The fragmentation of perspective is clear in the film. At times we take the camera to be objective, weaving its way through the theater’s backstage and showing us moment by moment what’s developing. At other times it seems clear we’re getting Riggan’s perspective, especially as the Birdman fantasy develops and grows. When Riggan jumps off the building and flies through New York, we’re in that fantasy perspective. When he lands and the cabbie runs after him demanding fare, we’re back in the objective perspective. The ending leaves us guessing about which perspective we’re in or if we’re in a new perspective altogether.
Furthermore, Riggan’s own perspective is fragmented with his growing split personality of Birdman telling him what to do and how to feel. Throughout the film we see more and more uncertainty in Riggan’s perspective, and as that uncertainty grows, so do his Birdman powers/fantasy of powers.
Time is also distorted. Through most of the film, we have a clear understanding of moment to moment thanks to that continuous take effect of the camera. But once we get to the opening performance’s suicide scene, time fragments in mysterious ways. The erratic montage of marching band, Spider-Man, et al. on stage could indicate a brief amount of time in Riggan’s head or arguably infinity if his self-inflicted gunshot wound actually kills him.
Incorporation of pop and “low” culture—cartoons, music, “pop art,” brand names and television

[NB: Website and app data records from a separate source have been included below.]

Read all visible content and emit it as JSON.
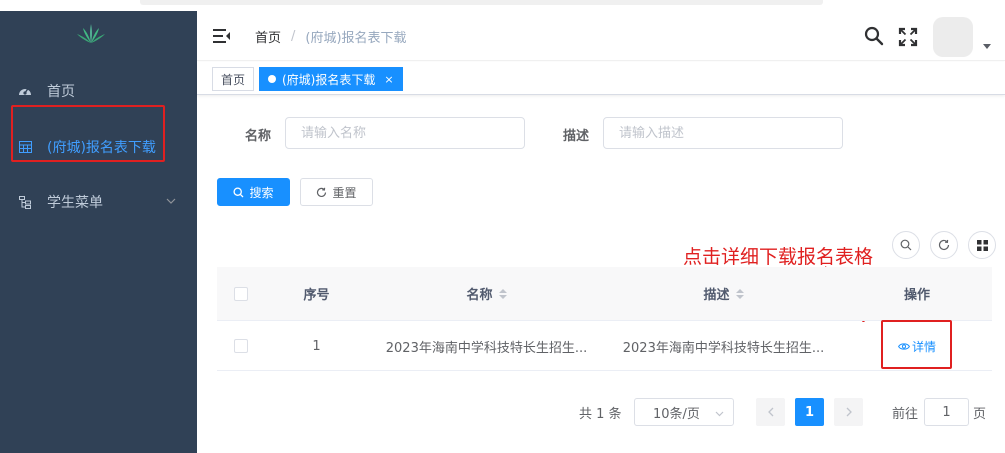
{
  "sidebar": {
    "items": [
      {
        "label": "首页",
        "icon": "dashboard-icon"
      },
      {
        "label": "(府城)报名表下载",
        "icon": "table-icon",
        "active": true
      },
      {
        "label": "学生菜单",
        "icon": "tree-icon",
        "expandable": true
      }
    ]
  },
  "header": {
    "breadcrumb_home": "首页",
    "breadcrumb_sep": "/",
    "breadcrumb_current": "(府城)报名表下载"
  },
  "tags": {
    "home": "首页",
    "current": "(府城)报名表下载",
    "close": "×"
  },
  "form": {
    "name_label": "名称",
    "name_placeholder": "请输入名称",
    "desc_label": "描述",
    "desc_placeholder": "请输入描述",
    "search_button": "搜索",
    "reset_button": "重置"
  },
  "annotation": {
    "text": "点击详细下载报名表格",
    "color": "#e02020"
  },
  "table": {
    "headers": {
      "index": "序号",
      "name": "名称",
      "desc": "描述",
      "action": "操作"
    },
    "rows": [
      {
        "index": "1",
        "name": "2023年海南中学科技特长生招生...",
        "desc": "2023年海南中学科技特长生招生...",
        "action": "详情"
      }
    ]
  },
  "pagination": {
    "total": "共 1 条",
    "page_size": "10条/页",
    "current_page": "1",
    "goto_label": "前往",
    "goto_value": "1",
    "page_suffix": "页"
  },
  "colors": {
    "sidebar_bg": "#304156",
    "primary": "#1890ff",
    "annotation_red": "#e02020"
  }
}
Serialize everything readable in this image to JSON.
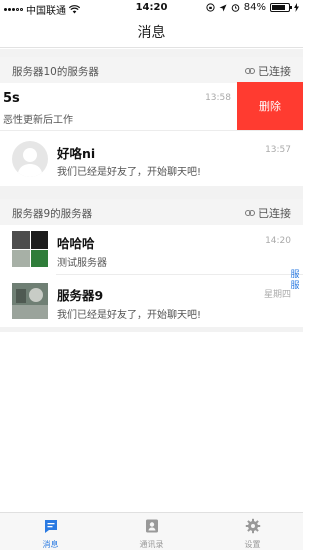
{
  "status_bar": {
    "carrier": "中国联通",
    "time": "14:20",
    "battery": "84%",
    "battery_fraction": 0.84
  },
  "nav": {
    "title": "消息"
  },
  "groups": [
    {
      "title": "服务器10的服务器",
      "status": "已连接",
      "rows": [
        {
          "name": "5s",
          "message": "恶性更新后工作",
          "time": "13:58"
        },
        {
          "name": "好咯ni",
          "message": "我们已经是好友了，开始聊天吧!",
          "time": "13:57"
        }
      ]
    },
    {
      "title": "服务器9的服务器",
      "status": "已连接",
      "rows": [
        {
          "name": "哈哈哈",
          "message": "测试服务器",
          "time": "14:20"
        },
        {
          "name": "服务器9",
          "message": "我们已经是好友了，开始聊天吧!",
          "time": "星期四"
        }
      ]
    }
  ],
  "swipe_action": {
    "label": "删除"
  },
  "side_tag": "服服",
  "tabs": [
    {
      "label": "消息",
      "icon": "message-icon",
      "active": true
    },
    {
      "label": "通讯录",
      "icon": "contacts-icon",
      "active": false
    },
    {
      "label": "设置",
      "icon": "gear-icon",
      "active": false
    }
  ],
  "colors": {
    "accent": "#2a7ae2",
    "delete": "#ff3b30"
  }
}
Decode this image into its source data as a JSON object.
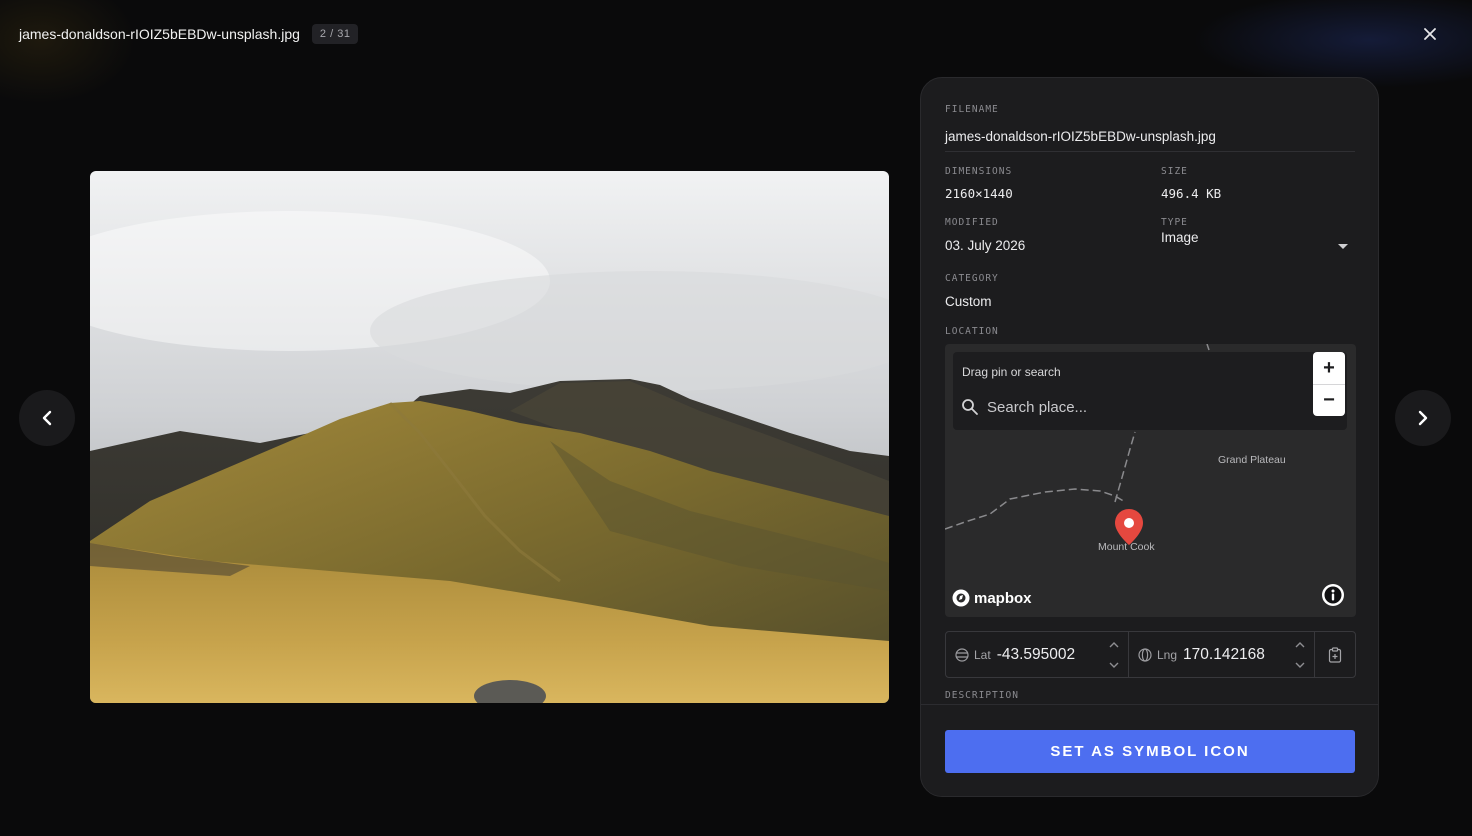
{
  "viewer": {
    "file_title": "james-donaldson-rIOIZ5bEBDw-unsplash.jpg",
    "counter": "2 / 31"
  },
  "details": {
    "filename_label": "FILENAME",
    "filename_value": "james-donaldson-rIOIZ5bEBDw-unsplash.jpg",
    "dimensions_label": "DIMENSIONS",
    "dimensions_value": "2160×1440",
    "size_label": "SIZE",
    "size_value": "496.4 KB",
    "modified_label": "MODIFIED",
    "modified_value": "03. July 2026",
    "type_label": "TYPE",
    "type_value": "Image",
    "category_label": "CATEGORY",
    "category_value": "Custom",
    "location_label": "LOCATION",
    "description_label": "DESCRIPTION"
  },
  "map": {
    "hint": "Drag pin or search",
    "search_placeholder": "Search place...",
    "zoom_in": "+",
    "zoom_out": "−",
    "place_labels": [
      "Grand Plateau",
      "Mount Cook"
    ],
    "attribution": "mapbox"
  },
  "coordinates": {
    "lat_label": "Lat",
    "lat_value": "-43.595002",
    "lng_label": "Lng",
    "lng_value": "170.142168"
  },
  "actions": {
    "set_symbol_label": "SET AS SYMBOL ICON"
  },
  "icons": {
    "close": "close-icon",
    "prev": "chevron-left-icon",
    "next": "chevron-right-icon",
    "search": "search-icon",
    "pin": "map-pin-icon",
    "info": "info-icon",
    "latitude": "latitude-icon",
    "longitude": "globe-icon",
    "paste": "clipboard-icon",
    "dropdown": "caret-down-icon"
  },
  "colors": {
    "accent": "#4d6ef0",
    "pin": "#e5483f",
    "panel": "#1c1c1e"
  }
}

One of the major conflicts of the film lies in the distinction between high and low cultures. On the one side is the high culture of Broadway theater and the established gravitas of Raymond Carver, a classic American literary voice. On the other side is the low or popular culture of superhero films and franchise movie-making. Postmodernists ultimately want to break down the barrier between these two supposedly distinct levels of art, and Birdman falls right in line with that goal. The distinction between the true or high art of the theater and the pop or low art of the franchise film are muddied through Riggan’s attempt to break from one strata to the other. While it is easy to see the critique offered of the superhero films, the critique of theater is more subtle until the end. It largely comes through the mockery of characters like Ed Norton’s Mike, who are shown to be absurd and self-destructive in their pursuit of the real on the stage. The finale, wherein the Times critic lauds Riggan’s “performance,” completely undermines the higher status of stage acting by equating truth on the stage to shooting one’s face off.
Metafiction—writing about writing, making the artificiality of art or the fictionality of fiction apparent to the reader and generally disregarding the necessity for “willful suspension of disbelief”
The most obvious metafictional moment comes when Riggan passes the jazz drummer in the hallway of the theater, breaking down the wall between diegetic and non-diegetic music and drawing attention to the construction of the film. But the metafictional elements of the film weave throughout largely due to the parallels audiences can so easily draw between Riggan Thompson and Michael Keaton, both has-been stars of superhero franchises.
Imitation of and celebration of the cacophony
Ultimately there’s a lot going on in Birdman and it’s mostly chaos. The different threads of theme and meaning seem to fall apart. Riggan’s play, the film at large, and thus its view of human significance all can be nicely summed up with an intertextual reference to Macbeth:
Life’s but a walking shadow, a poor player
That struts and frets his hour upon the stage
And then is heard no more. It is a tale
Told by an idiot, full of sound and fury
Postmodernists have a hard time pointing to any one significance and saying, “That’s the truth.” Instead they bat around the options, value the questions over the answers, and I think Birdman does the same.